Gaza evacuees in Maskiot can't build

But while the gov't is barring building, the Interior Ministry has registered 12 people as residents.

ConstructionWorkers224.8 (photo credit: Courtesy)
(photo credit: Courtesy)
While the government is barring Gaza evacuees from building homes - even temporary ones - in this Jordan Valley settlement, the Interior Ministry has formally registered 12 people here as constituting Maskiot's official population. Located in the isolated hilltops of the Valley, Maskiot, whose sole occupant until last year was a small religious pre-army academy, made headlines around the world in January 2007 when it was discovered that both the Prime Minister's Office and the Defense Ministry had agreed to allow some 30 Gaza evacuee families to move here.

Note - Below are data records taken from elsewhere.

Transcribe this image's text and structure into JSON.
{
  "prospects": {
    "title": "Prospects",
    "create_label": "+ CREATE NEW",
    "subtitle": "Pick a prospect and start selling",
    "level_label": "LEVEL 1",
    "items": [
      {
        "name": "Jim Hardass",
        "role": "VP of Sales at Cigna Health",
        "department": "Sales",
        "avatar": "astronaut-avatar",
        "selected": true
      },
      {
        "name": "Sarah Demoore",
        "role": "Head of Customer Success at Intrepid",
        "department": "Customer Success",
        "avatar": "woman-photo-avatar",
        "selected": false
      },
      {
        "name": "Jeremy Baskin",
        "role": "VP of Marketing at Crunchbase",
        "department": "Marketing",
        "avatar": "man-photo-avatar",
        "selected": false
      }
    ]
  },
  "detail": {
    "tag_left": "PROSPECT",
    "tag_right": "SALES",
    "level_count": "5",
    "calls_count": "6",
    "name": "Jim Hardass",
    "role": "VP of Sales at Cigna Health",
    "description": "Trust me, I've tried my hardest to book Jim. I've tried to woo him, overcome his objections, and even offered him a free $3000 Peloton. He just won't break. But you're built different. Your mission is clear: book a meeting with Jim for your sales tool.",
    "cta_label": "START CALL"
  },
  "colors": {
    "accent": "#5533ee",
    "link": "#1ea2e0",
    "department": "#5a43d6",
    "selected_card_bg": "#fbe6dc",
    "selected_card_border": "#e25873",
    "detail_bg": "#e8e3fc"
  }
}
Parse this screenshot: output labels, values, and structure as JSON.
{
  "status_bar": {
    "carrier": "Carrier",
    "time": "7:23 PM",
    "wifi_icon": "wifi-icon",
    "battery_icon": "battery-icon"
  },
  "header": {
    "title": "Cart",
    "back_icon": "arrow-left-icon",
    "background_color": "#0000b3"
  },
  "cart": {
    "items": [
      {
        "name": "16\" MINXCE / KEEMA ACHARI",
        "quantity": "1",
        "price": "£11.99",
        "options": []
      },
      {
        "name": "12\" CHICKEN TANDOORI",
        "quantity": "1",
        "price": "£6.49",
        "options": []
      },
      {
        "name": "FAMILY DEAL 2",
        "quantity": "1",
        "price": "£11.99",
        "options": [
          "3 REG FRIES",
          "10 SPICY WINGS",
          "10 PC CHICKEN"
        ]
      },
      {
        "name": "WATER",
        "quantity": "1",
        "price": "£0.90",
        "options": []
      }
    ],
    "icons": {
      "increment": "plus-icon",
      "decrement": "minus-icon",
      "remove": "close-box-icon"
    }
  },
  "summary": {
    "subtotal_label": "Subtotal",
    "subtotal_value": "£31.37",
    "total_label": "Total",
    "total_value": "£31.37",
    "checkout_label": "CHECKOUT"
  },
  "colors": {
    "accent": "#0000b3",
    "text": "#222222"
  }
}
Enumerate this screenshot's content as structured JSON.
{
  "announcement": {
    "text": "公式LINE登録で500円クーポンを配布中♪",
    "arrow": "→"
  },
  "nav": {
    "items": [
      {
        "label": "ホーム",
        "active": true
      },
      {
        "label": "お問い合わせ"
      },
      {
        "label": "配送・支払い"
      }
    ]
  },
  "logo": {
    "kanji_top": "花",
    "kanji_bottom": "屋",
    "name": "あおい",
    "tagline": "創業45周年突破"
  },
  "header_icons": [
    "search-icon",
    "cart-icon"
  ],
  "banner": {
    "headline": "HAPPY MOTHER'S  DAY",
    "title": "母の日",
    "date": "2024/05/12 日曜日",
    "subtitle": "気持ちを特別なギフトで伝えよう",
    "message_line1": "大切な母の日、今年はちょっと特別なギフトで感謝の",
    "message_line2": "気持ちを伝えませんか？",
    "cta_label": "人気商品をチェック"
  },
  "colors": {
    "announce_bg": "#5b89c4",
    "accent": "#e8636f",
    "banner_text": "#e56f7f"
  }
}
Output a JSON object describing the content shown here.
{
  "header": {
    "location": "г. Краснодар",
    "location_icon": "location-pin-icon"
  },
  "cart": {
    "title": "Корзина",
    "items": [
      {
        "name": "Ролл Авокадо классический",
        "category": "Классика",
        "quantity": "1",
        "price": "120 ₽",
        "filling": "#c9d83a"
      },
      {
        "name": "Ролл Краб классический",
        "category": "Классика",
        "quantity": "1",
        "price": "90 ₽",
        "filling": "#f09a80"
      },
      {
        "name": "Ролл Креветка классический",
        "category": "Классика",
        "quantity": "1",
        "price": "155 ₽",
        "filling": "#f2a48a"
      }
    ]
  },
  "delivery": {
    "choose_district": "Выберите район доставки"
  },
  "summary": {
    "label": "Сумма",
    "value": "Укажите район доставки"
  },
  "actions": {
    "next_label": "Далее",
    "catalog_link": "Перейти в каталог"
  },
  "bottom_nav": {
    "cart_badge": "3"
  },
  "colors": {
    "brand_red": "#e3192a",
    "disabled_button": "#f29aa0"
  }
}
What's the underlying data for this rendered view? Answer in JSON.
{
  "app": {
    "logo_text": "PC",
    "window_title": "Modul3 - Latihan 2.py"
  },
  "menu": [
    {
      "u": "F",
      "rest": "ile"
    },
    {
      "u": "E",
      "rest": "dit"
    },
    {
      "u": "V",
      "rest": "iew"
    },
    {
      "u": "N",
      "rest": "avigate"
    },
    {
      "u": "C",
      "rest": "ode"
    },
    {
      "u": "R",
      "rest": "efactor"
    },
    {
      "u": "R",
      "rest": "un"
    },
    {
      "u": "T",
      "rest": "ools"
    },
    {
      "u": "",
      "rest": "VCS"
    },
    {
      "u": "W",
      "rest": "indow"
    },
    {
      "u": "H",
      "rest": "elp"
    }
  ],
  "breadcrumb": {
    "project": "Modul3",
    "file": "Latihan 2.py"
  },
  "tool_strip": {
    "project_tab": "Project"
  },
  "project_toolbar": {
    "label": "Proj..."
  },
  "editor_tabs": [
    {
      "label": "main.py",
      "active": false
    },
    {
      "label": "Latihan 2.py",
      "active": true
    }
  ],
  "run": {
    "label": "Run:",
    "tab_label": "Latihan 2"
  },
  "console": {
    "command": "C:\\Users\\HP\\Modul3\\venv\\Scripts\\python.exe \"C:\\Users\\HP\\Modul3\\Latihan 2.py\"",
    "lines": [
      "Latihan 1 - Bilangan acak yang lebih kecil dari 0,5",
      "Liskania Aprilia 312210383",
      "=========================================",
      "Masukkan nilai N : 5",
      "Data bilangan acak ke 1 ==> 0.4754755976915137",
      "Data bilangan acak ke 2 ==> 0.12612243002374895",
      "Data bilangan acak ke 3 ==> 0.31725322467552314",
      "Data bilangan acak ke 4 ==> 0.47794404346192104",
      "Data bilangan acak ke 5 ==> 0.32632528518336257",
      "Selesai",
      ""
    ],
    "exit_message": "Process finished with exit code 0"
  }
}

But before the families could relocate from their temporary quarters in nearby Jordan Valley settlements, the approvals were rescinded in the face of international condemnation. Nonetheless, six families from the former Gaza settlement of Shirat Hayam set up modular homes here with the help of private donors including the US-based One Israel Fund. They started construction in November and six families moved into the large modular homes, known as caravillas, in January. Two other families had already relocated to two empty apartments in the school. Spokesmen for the Prime Minister's Office, the Defense Ministry and the Civil Administration of Judea and Samaria have all said that any construction of private homes here, even modular ones, remains illegal. The civil administration added that demolition orders have been issued against the six modular homes. Still, in recent weeks, when the families went to register Maskiot as their legal address with the Interior Ministry, they encountered no problems. Clerks registered them as the official populace, because the site has been a legally registered settlement since the early 1980s, even though a permanent community never set down roots here. And the Interior Ministry, which in 2006 made no mention of the settlement in its population count, has now listed it for the first time in its tally of people living in legal West Bank settlements. Unauthorized outposts are excluded from the list. The site itself was empty until this winter, save for a dozen small white buildings that house the academy. A Shirat Hayam spokesman, Yossi Hazzut, who now lives at Maskiot, said that while he had yet to register the community as his permanent address, other families had. "It was no problem," he said. "Maskiot is a legal address." An Interior Ministry spokeswoman sounded surprised when asked by The Jerusalem Post why the settlement had been added to the list. "It's a legal settlement. There is no reason why it can't be there," she said, adding that her office simply collected information it received. A settlement cannot be on the list without the approval of the Prime Minister's Office, she said. A spokeswoman for Ra'anan Dinur, director-general of the Prime Minister's Office, seemed similarly puzzled by the question about the presence of Maskiot in the population tables. The Central Bureau of Statistics has always put Maskiot on its list but has never recorded that people live here on a permanent basis. Its data is one year behind that of the Interior Ministry. Hazzut said he believed that the modular homes were legal because they were on land that was designated as school property. He said he was not aware that there were demolition orders against the structures. One Israel Fund executive vice president Scott Feltman, whose organization donated $10,000 to the modular homes project, said he believed it had legal approval and that he was unaware of any demolition orders. A spokesman for the civil administration insisted that the orders had been issued, but refused to show a copy to the Post. Jordan Valley Regional Council head Dubi Tal dismissed the demolition orders issue. "There are many such orders in the Jordan Valley, mostly against the Palestinians. The civil administration is quick to issue them but slow to execute them," he said. From his perspective, Tal said, the placement of the modular homes was legal because after the 2005 disengagement the project had been initially approved by both then-prime minister Ariel Sharon and then-defense minister (and current Transportation Minister) Shaul Mofaz. Tal had previously told the Post the Maskiot project had gone through at least six phases of approval before it was halted in the winter of 2007. It is possible that there are some minor technical legal problems with the homes, he said, which he assumed would get ironed out soon. Should he be proved wrong and the civil administration or the government make an issue over the homes, the regional council would consider an appeal to the High Court of Justice to protect the families, Tal said. "They have suffered enough," he said. Hazzut added that the issue was not about permits and registration, but rather the lack of solutions for the Gaza evacuees, 31 months after they were forced to leave their homes. "There is a personal story here of people who lost their homes," said Hazzut. "It's a 'mark of shame' for Israel as a nation that more then two years later most of the families still do not have permanent homes."